  • Funding The study was conducted by staff at the MRC Centre for Reproductive Health, which is supported by grant MR/N022556/1. The Edinburgh Family Planning Trust provided funding to employ clinical research nurses.

  • Competing interests None declared.

  • Patient and public involvement Patients and/or the public were not involved in the design, or conduct, or reporting, or dissemination plans of this research.

  • Provenance and peer review Not commissioned; externally peer reviewed.
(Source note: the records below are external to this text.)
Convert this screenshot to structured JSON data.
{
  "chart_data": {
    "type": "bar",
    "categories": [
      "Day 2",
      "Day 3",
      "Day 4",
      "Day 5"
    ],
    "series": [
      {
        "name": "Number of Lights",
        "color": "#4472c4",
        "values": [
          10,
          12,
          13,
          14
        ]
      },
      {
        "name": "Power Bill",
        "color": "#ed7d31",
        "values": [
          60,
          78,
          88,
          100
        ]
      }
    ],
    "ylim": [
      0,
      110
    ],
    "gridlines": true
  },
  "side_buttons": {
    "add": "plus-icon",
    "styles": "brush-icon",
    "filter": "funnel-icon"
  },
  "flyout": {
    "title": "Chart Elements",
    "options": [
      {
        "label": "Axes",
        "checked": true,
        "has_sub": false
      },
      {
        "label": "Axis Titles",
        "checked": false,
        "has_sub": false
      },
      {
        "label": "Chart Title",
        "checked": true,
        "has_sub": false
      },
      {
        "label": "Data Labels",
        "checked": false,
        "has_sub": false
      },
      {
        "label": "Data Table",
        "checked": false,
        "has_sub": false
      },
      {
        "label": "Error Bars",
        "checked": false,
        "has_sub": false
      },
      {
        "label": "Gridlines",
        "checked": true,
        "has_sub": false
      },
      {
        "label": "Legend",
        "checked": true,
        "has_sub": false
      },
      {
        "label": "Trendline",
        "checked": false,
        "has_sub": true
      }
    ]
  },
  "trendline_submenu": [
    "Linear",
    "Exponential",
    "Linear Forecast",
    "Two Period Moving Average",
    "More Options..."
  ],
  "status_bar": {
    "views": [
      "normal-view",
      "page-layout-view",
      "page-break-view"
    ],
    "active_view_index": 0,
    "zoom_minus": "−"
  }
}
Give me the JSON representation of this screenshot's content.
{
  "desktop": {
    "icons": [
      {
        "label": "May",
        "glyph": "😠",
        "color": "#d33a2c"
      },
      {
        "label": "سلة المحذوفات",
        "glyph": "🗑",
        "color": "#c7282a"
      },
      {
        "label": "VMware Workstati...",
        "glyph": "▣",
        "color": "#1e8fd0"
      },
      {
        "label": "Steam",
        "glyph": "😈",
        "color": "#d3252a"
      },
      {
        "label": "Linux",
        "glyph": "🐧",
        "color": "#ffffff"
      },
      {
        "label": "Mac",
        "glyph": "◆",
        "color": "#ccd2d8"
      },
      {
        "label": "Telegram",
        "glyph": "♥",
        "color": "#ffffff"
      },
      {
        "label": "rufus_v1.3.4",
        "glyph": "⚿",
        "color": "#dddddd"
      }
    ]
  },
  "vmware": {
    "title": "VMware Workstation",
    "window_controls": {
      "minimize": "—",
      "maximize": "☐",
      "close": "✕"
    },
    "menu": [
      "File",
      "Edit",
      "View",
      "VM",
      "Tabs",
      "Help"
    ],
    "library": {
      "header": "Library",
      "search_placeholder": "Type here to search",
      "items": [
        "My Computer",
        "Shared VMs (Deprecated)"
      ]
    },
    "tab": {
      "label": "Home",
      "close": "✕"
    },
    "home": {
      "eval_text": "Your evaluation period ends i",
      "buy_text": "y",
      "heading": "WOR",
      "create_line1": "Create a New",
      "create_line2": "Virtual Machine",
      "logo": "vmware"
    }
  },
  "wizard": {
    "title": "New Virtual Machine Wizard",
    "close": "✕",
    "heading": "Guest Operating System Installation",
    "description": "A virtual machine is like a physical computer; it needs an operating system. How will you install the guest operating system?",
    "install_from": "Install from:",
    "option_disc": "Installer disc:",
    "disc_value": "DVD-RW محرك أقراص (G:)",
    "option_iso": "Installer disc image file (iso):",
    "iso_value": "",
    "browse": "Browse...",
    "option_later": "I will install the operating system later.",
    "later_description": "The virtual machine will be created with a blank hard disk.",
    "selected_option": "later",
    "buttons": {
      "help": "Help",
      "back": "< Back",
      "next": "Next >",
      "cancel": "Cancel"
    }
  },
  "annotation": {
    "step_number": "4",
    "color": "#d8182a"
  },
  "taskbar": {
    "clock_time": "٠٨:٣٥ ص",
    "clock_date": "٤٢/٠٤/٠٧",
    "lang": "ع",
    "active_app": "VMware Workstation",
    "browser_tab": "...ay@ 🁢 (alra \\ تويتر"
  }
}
  • Supplemental material This content has been supplied by the author(s). It has not been vetted by BMJ Publishing Group Limited (BMJ) and may not have been peer-reviewed. Any opinions or recommendations discussed are solely those of the author(s) and are not endorsed by BMJ. BMJ disclaims all liability and responsibility arising from any reliance placed on the content. Where the content includes any translated material, BMJ does not warrant the accuracy and reliability of the translations (including but not limited to local regulations, clinical guidelines, terminology, drug names and drug dosages), and is not responsible for any error and/or omissions arising from translation and adaptation or otherwise.